"But the truth is that they're so new that no one in the world has really been on them for a long enough time..." That's what your major should be: Addiction. You're in the Gallatin School, so that's perfect. All the newest data has come out just in the last ten years. In eight weeks you can come up to speed just by reading Spark by Dr. John J. Ratey, and by viewing HBO's Addiction (all four dvds). Total cost for the book and documentary: $40. You yourself have written that "I have a brain that doesn’t work right." Exactly. So far as new media, you can keep up with that on Mashable. So far as getting published in the future, the ability to turn in articles on addiction is going to increase your chances of getting published. Besides, we've all seen the contents of your creative well on this blog. Not really much there for a career in fiction, y'know? Furthermore, instead of being lost in the pack of wannabe writers, you can move to the head of the pack. You can be a conduit between the brain researchers and the reading public. They're better scientists than you are. But you're a better writer than they are. An NYU B.A. in Addiction Studies might open some doors. A B.A. in New Media? Get in line--behind the Classes of '09, '08, '07, '06. Oh! And '05, '04 and '03. You also have inside being you. Whether you're on anti-depressants or off anti-depressants, you're going to have to struggle with this problem till you're ninety, should you live that long. Four years from now, when you're 25 and living at home, you might be motivated to study the advances now being made in addiction and the brain. Or you could do it now under that auspices of NYU. Looks better on the resume. Anyway, this suggestion I'm making is better than ANYTHING you came up with over the weekend, or the last six months, for that matter. Cheers.

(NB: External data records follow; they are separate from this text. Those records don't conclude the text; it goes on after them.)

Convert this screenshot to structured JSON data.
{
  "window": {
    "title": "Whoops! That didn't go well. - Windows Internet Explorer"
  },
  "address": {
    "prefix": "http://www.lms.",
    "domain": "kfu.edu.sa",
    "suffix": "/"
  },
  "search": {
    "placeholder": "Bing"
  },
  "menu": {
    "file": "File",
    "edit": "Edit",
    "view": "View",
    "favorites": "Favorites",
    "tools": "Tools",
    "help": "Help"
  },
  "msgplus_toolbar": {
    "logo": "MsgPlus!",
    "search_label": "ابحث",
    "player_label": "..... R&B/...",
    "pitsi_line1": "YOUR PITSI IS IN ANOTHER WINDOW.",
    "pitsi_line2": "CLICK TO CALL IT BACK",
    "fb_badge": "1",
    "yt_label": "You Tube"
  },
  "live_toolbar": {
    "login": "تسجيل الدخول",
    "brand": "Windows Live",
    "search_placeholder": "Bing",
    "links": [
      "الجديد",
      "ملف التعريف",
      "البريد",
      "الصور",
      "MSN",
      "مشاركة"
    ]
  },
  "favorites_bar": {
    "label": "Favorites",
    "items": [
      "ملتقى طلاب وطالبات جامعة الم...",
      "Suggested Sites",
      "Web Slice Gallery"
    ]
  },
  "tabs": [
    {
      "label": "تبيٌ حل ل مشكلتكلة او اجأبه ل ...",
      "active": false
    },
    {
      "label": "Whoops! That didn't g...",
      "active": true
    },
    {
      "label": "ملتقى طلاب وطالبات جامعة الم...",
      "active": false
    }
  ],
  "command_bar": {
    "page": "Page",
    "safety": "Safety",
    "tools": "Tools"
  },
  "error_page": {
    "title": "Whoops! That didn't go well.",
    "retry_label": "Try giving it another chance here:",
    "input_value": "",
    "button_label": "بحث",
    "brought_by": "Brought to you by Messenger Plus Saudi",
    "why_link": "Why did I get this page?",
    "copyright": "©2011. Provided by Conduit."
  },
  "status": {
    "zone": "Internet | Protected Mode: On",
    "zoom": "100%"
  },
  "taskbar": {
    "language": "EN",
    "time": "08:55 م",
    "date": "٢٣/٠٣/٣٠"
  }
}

Jess and Josh said...

I feel like you think critically about my life better and more frequently than I do. Unfortunately it's kind of too late to change my concentration but def an interesting idea.

Vanessa said...

Jess that was a very nice response and I don't know if you know dogboy or not so perhaps I'm missing something, but honestly, I think he is kind of mean.


Jess and Josh said...

@Vanessa: Yes, the comment verged on completely obnoxious and you are not the first person to point this out. But our comment policy is to accept comments as long as they're not overtly assholey, so I couldn't in good conscience reject it. And while it was not the response I was hoping for on such a soul-splaying piece, I've gotten worse, trust me.